Keep your tummy satisfied by packing a few extra snacks. Follow airplane etiquette when choosing your munchies; don’t reach for anything that has a noticeable smell. You’ll also want to pack something that’s mess-free. Think protein bars, vegan jerky, individual packages of trail mix, chocolate and perhaps even popcorn packs to complete your in-flight movie experience.
Facial spritz – Want to feel like you’re in first class without paying for it? Pack a travel-sized bottle of facial spray. (I like this one by Evian.) Spritz a bit across your face every hour or so to feel refreshed and moisturized. (A travel-sized hand lotion and chap stick are also a good idea!)
A small trash bag – Roll up an old shopping bag and use it for trash you accumulate during your flight.
Baby wipes – Hand and face cleansing wipes are perfect for freshening up before you land, or for cleaning up unexpected spills and sticky messes.
Medicine – Like travel-sized Tylenol, Tums and any other important prescription medicines. Travel can sometimes be a bit of a headache (think lost luggage and long layovers), so be prepared for one! I always carry a dose or two of Tylenol should I get a headache, and a roll of Tums in case I experience any stomach issues.

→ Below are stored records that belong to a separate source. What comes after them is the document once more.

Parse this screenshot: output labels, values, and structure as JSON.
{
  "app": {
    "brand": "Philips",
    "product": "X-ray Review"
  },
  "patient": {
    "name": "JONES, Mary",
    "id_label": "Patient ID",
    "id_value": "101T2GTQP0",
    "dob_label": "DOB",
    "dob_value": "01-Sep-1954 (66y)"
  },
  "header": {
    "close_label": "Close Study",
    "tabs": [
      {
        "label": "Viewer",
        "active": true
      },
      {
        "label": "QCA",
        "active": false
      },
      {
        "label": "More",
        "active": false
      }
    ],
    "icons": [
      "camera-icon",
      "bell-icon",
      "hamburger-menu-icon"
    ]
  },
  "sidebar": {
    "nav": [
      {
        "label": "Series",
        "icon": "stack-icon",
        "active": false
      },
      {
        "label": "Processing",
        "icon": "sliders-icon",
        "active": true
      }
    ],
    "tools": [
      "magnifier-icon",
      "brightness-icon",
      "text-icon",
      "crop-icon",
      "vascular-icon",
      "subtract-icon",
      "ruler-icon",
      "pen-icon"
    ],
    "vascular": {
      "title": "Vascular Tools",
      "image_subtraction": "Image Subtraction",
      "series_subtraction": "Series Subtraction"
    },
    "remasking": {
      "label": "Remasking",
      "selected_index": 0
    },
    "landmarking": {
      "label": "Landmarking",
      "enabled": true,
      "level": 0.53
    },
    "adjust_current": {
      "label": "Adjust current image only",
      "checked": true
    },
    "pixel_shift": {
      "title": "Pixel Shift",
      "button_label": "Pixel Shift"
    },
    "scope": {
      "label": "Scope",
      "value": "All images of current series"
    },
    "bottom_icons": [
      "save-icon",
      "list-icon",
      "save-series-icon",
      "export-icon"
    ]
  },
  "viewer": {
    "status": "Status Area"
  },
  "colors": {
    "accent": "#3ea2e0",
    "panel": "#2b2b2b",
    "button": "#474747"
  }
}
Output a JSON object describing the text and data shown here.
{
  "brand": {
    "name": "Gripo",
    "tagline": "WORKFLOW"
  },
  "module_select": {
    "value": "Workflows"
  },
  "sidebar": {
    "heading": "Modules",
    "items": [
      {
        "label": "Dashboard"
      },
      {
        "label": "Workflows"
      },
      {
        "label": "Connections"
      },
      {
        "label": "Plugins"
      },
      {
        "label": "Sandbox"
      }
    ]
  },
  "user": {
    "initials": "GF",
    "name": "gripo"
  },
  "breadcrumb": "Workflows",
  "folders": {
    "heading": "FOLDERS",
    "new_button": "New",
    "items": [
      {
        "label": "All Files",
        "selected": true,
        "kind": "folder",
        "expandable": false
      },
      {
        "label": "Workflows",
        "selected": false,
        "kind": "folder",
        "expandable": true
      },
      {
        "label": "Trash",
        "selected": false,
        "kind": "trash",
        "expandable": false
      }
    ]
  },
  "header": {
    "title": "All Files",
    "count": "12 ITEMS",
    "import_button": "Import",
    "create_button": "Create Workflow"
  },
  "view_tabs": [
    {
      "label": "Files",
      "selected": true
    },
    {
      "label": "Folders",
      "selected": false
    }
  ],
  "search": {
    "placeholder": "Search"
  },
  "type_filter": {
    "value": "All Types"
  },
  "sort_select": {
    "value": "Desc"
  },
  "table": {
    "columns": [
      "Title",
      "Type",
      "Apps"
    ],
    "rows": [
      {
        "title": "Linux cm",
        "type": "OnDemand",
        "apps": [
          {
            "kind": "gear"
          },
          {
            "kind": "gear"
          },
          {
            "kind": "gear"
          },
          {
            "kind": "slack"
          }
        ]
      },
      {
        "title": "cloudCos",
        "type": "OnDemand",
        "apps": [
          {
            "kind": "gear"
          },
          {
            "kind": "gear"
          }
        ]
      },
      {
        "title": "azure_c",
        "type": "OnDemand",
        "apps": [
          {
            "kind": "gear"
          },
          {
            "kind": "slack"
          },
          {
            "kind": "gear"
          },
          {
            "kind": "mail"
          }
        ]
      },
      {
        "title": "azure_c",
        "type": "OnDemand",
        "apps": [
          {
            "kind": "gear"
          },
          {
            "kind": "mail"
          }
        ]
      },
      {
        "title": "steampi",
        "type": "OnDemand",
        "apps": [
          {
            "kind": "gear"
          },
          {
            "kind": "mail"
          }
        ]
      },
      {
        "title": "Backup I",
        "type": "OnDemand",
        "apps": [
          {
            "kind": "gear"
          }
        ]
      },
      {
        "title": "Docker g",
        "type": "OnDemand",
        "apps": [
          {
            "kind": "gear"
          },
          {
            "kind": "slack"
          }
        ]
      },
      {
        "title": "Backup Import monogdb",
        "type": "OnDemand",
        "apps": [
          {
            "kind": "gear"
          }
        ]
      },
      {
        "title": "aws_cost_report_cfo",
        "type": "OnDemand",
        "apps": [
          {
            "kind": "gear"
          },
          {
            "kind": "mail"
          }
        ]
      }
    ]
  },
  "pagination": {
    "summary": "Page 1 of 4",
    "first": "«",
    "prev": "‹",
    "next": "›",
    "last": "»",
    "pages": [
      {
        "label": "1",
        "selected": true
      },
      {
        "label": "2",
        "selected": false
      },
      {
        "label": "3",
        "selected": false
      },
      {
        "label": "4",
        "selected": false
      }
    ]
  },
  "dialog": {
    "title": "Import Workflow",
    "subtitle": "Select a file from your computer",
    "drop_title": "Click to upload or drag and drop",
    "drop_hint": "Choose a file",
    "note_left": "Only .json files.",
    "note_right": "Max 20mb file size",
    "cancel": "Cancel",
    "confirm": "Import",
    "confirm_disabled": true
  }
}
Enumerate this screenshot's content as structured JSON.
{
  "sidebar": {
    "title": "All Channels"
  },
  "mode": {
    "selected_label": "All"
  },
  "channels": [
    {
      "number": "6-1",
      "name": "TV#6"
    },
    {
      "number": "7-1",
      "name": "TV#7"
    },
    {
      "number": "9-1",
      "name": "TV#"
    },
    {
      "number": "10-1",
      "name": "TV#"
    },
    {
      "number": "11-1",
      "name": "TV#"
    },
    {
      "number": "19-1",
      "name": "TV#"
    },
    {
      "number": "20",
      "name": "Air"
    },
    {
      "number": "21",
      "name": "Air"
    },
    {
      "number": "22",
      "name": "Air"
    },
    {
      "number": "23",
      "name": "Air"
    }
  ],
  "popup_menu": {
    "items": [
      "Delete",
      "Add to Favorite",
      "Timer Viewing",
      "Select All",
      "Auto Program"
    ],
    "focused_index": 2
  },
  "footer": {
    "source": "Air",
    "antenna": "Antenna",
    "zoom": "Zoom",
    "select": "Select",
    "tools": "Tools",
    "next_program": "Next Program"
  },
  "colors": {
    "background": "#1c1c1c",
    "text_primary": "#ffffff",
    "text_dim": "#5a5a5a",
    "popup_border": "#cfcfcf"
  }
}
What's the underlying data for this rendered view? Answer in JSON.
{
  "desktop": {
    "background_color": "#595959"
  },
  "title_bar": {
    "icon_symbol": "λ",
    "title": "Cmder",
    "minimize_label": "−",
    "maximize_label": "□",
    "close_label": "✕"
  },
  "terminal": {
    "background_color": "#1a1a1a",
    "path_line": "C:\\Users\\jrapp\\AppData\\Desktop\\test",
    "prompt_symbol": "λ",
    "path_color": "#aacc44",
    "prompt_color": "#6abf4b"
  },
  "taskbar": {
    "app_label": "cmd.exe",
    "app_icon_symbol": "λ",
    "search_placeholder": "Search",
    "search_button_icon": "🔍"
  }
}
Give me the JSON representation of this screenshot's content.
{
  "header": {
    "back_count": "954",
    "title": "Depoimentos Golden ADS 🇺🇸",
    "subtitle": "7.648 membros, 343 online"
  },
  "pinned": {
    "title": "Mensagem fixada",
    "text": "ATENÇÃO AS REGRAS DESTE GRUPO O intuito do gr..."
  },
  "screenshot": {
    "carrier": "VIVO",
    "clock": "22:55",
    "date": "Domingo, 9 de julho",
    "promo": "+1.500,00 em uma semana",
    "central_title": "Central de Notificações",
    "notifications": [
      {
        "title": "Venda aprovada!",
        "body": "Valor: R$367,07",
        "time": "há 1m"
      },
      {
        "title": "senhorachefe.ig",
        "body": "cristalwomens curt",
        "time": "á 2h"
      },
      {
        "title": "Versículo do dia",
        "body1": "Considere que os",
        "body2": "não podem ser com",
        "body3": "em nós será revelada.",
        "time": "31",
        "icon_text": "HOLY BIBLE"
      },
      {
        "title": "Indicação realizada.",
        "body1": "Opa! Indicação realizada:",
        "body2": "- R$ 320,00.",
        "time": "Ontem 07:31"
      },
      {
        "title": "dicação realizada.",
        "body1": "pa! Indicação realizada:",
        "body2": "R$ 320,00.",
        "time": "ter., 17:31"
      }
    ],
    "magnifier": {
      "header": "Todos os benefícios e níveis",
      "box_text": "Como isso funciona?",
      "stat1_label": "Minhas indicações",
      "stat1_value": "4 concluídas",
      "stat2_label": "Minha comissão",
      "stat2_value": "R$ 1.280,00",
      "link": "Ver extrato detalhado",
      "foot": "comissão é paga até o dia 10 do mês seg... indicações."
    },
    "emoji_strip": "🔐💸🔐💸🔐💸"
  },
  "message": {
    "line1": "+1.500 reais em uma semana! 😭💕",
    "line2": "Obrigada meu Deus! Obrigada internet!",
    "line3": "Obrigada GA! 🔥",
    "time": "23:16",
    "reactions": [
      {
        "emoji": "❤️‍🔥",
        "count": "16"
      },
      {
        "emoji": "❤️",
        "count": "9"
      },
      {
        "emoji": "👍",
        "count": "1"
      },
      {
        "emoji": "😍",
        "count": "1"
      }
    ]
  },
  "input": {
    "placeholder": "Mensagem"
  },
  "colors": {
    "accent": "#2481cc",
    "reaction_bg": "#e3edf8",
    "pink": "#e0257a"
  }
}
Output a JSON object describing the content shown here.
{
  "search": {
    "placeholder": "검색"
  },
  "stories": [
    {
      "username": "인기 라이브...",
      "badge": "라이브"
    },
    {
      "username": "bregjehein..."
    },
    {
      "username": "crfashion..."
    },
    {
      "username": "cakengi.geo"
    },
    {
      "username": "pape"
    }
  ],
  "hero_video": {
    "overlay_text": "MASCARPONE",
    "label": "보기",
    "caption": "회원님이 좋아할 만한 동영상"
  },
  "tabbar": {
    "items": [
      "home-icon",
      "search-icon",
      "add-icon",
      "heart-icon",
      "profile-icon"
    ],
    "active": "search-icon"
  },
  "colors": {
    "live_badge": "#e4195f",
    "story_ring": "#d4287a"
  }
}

Phone charger and power bank – Make sure your phone is charged completely before you depart. Your plane may or may not have an outlet for charging, so it’s always a good idea to bring along a power bank. There’s nothing worse than landing and not having enough power to hail an Uber or access your Airbnb address. (Click here to see my top travel apps to download before your trip.)
A pen – Especially if you’re traveling internationally, you’ll have to fill out arrival and/or customs cards. Having a pen on hand makes this process far more convenient, as flight attendants often have limited supplies.
An extra change of clothes – Delayed or lost luggage is a thing, and although it hasn’t happened to me frequently, it has happened. However, having a change of clothes (especially a pair or two of underwear and socks) can make the experience a bit less of a nightmare, especially if you’ve packed all your clothes in your checked bag.
Tips for organizing your carry on
Now that you’ve got your carry on bag packed, here are a few tips on how to organize your pack.
- Consider a carry on that has at least a few different pockets/compartments. I’ve used my SwissGear backpack for 10+ years for all kinds of trips all around the world and will use it until it completely falls apart. (I think I’ve still got a few good years left before that happens.) Highly recommend this backpack if you’re looking for a great carry on or personal item bag.’
- Keep similar items (toiletries, medicine, snacks, etc.) grouped together so they’ll be easier to locate.
- Be sure to put all your travel-sized liquid items in a transparent Ziploc bag so you can easily handle them at security.
- Make sure to check your airline’s luggage size limits to ensure your carry on bag will fit under the seat in front of you.
- Keep a luggage tag with your contact information securely attached to your carry on in case you should lose it.
Bon voyage, y’all!